On May 23, 1863, in the wake of defeat at Chancellorsville, Washington’s Daily National Republican conveyed some brief but vivid and mysterious tidings from the Army of the Potomac. The story, to the extent it was known, opened amidst the sprawling Federal camps and logistical facilities in Stafford County:
Day before yesterday morning the body of a soldier, exhumed for the purpose of being sent to Washington for embalment, was placed on board the John Brooks at Aquia Creek.
A party of four men, the newspaper added, had carried the soldier’s coffin “with averted faces to avoid the unwholesome odor which arose from the decomposed remains.”
[I]n due time the box arrived at Sixth street wharf in this city. But when the agents of Drs. Brown and Alexander stepped on board to seize the sacred deposit, lo! the cage was found empty—the bird had flown. Subsequent investigation led to the belief that one of Uncle Sam’s soldiers had run away from his regiment in a coffin!
Besides providing some of the setting for this Halloweenish mystery, John Brooks would at other times during the Civil War carry unambiguously alive personnel from a number of Federal regiments and batteries–the First Maine Heavy Artillery, and the Second Rhode Island, Third Michigan, Ninth and 13th Massachusetts, and 21st New York Infantry among them–whose stories became intertwined with those of the campaigns around Fredericksburg.
John Brooks operated as a packet steamer between Boston and Portland after the war.
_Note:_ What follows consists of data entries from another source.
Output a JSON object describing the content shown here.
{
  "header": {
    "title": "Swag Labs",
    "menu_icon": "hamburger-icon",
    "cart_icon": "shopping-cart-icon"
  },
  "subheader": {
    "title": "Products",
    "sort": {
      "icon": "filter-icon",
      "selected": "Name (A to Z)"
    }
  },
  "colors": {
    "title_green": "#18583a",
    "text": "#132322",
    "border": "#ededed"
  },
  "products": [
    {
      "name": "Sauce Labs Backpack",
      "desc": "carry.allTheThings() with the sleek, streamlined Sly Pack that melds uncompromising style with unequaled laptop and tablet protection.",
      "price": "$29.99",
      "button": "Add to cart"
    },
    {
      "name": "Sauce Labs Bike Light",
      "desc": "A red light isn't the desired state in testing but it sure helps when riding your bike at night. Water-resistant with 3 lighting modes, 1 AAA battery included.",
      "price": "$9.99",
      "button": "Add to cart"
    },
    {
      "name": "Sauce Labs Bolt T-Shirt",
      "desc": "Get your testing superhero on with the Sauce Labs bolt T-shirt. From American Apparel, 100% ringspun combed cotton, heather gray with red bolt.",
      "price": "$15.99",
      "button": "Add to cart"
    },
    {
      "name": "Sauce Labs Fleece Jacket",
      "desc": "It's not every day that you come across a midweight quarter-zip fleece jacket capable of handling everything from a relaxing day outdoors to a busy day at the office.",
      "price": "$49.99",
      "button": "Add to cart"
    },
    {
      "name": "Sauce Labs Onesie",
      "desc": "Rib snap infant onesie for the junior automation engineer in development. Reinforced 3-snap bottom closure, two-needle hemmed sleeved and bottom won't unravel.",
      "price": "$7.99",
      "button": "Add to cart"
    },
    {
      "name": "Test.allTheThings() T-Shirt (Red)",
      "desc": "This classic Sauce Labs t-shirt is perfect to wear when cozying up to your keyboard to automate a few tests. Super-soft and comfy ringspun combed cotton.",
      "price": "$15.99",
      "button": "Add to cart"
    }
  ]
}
Around 1899, scrappers purchased and burned the vessel to remove its iron.
Noel G. Harrison
Museum of Fine Arts link for the Aquia drawing online is here; that for the John Brooks watercolor is here (although misspelled “Brooke” in the catalog). The Museum’s policy on fair-use is here. Both images appear at same magnification made available online, and in accordance with the Museum’s posted policy on fair-use of materials in educational, non-profit venues.